--- DATA SHOWN Enclosed Below ---

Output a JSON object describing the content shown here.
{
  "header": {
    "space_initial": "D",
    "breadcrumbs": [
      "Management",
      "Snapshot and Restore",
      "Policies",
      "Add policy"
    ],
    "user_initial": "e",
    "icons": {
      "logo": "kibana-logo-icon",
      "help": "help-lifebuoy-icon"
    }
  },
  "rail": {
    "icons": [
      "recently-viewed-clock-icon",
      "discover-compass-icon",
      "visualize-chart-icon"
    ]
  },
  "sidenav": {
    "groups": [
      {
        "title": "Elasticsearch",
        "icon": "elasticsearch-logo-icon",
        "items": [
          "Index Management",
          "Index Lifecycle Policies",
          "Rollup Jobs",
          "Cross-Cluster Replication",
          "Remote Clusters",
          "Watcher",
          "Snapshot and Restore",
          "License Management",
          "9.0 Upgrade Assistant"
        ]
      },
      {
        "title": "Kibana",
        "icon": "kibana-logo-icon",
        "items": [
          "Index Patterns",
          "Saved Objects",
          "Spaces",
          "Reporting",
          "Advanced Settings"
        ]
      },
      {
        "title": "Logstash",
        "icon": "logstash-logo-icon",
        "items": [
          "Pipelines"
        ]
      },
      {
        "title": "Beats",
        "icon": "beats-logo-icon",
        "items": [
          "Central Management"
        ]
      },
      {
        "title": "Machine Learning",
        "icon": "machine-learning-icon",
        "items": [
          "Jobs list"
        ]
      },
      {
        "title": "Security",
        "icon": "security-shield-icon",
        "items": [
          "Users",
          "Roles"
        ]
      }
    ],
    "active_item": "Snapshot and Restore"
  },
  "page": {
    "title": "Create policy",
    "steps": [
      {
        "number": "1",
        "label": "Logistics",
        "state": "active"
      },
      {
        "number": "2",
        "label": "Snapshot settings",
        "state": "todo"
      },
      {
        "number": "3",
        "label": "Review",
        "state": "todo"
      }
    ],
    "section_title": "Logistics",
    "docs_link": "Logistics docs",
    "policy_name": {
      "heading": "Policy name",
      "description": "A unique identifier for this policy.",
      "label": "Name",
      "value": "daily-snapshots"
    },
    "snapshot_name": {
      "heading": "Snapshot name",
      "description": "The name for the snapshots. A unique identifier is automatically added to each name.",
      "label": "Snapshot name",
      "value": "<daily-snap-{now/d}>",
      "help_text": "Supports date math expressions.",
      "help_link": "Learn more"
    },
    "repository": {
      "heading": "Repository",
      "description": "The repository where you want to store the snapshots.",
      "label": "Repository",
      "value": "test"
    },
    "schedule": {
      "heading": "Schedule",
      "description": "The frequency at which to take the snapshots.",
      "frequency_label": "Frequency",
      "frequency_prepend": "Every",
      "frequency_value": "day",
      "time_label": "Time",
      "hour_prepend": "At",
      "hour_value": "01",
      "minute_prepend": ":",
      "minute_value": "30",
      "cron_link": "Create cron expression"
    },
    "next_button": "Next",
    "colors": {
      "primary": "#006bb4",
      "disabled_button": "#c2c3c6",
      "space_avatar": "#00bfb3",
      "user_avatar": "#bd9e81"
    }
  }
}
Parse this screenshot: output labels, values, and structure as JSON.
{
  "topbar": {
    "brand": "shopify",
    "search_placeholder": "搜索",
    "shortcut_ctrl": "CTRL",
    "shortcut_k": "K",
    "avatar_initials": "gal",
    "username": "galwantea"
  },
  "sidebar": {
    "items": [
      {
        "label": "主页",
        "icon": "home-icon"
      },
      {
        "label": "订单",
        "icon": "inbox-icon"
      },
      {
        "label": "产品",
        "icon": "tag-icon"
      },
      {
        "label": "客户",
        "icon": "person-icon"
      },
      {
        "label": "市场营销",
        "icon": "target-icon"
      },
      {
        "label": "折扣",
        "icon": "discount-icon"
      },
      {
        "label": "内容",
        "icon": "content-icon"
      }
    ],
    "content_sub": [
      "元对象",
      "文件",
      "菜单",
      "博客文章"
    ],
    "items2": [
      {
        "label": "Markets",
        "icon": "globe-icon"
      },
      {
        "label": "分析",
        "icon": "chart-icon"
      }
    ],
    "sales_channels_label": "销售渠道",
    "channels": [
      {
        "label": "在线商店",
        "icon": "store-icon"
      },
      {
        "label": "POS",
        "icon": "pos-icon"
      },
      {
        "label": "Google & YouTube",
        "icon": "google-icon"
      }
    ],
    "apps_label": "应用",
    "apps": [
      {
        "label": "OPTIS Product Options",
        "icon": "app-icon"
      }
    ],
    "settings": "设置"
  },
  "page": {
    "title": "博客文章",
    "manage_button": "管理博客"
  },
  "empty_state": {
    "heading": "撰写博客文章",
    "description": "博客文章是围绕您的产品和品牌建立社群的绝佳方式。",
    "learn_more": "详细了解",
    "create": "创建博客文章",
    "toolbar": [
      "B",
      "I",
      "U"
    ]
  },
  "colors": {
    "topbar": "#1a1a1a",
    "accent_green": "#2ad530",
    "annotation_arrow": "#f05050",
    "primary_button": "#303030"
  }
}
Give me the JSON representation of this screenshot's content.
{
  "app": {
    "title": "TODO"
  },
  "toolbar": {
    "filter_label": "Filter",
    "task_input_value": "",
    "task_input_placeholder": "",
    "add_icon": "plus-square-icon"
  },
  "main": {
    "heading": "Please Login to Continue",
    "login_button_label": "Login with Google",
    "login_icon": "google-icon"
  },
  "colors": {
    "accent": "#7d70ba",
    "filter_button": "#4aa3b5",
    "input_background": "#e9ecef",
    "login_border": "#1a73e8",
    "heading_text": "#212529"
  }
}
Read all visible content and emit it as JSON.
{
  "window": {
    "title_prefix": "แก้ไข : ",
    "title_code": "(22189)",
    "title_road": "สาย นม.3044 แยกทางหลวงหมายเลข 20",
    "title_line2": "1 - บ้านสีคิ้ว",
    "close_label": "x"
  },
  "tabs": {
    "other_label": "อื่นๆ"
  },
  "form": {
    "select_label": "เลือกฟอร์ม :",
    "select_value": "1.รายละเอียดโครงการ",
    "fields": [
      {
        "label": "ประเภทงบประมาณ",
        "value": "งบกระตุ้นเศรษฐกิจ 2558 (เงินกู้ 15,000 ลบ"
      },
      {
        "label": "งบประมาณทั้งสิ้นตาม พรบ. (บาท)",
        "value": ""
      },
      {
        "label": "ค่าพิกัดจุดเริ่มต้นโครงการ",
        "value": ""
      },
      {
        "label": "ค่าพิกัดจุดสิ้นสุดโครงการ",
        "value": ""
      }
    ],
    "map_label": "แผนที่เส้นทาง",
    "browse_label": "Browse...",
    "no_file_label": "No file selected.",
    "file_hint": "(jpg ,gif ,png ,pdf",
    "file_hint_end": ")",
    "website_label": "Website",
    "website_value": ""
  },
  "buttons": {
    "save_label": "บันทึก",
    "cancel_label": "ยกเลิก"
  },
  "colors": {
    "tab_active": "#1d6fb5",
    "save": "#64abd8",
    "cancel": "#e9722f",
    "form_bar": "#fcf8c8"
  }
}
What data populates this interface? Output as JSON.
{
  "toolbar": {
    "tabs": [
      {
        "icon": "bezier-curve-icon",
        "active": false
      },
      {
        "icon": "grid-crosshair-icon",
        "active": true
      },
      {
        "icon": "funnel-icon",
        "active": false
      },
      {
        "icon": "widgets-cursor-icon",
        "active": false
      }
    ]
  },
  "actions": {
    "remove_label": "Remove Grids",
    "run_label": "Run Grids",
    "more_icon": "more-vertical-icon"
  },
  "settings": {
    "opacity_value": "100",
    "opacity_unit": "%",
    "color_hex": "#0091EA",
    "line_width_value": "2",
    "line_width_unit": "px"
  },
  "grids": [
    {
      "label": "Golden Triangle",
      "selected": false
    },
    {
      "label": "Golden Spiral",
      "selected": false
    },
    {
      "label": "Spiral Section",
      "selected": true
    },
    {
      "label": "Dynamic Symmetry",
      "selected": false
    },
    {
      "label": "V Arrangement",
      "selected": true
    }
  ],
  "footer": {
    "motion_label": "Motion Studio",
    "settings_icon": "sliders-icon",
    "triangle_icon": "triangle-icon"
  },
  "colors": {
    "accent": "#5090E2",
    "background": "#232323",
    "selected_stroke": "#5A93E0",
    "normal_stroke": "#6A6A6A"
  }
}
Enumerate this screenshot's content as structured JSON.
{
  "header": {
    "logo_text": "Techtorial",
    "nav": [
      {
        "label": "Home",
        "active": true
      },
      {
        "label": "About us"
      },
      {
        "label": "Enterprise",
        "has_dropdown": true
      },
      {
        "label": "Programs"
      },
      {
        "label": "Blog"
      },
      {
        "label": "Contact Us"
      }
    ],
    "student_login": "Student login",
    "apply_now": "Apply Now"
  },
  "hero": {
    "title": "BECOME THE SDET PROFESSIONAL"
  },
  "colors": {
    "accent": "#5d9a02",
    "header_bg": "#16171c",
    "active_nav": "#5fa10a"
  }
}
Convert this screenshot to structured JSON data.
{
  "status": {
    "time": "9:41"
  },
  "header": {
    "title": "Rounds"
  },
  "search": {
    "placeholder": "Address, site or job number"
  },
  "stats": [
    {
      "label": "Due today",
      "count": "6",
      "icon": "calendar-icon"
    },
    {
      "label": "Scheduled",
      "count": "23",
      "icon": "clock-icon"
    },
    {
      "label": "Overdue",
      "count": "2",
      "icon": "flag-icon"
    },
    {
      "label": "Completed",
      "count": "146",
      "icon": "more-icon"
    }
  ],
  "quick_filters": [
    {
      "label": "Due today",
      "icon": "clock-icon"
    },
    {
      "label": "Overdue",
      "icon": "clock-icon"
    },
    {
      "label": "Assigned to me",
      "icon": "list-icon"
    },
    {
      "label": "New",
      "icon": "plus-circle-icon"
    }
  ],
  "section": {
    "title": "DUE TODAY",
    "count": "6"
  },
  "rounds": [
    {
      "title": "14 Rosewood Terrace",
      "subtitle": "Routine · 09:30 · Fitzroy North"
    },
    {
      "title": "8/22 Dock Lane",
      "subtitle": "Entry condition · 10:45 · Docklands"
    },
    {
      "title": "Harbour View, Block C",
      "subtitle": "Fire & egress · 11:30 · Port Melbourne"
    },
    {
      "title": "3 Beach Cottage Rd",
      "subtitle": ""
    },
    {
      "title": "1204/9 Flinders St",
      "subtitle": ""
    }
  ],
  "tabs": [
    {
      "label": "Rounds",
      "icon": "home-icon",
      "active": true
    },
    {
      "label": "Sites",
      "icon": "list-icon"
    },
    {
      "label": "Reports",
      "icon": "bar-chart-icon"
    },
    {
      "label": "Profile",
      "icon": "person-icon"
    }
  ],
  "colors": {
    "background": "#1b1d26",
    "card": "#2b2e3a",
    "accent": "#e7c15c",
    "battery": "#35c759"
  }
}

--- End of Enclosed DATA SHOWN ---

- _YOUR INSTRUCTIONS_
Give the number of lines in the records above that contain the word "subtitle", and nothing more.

- _WRITTEN REPLY_
5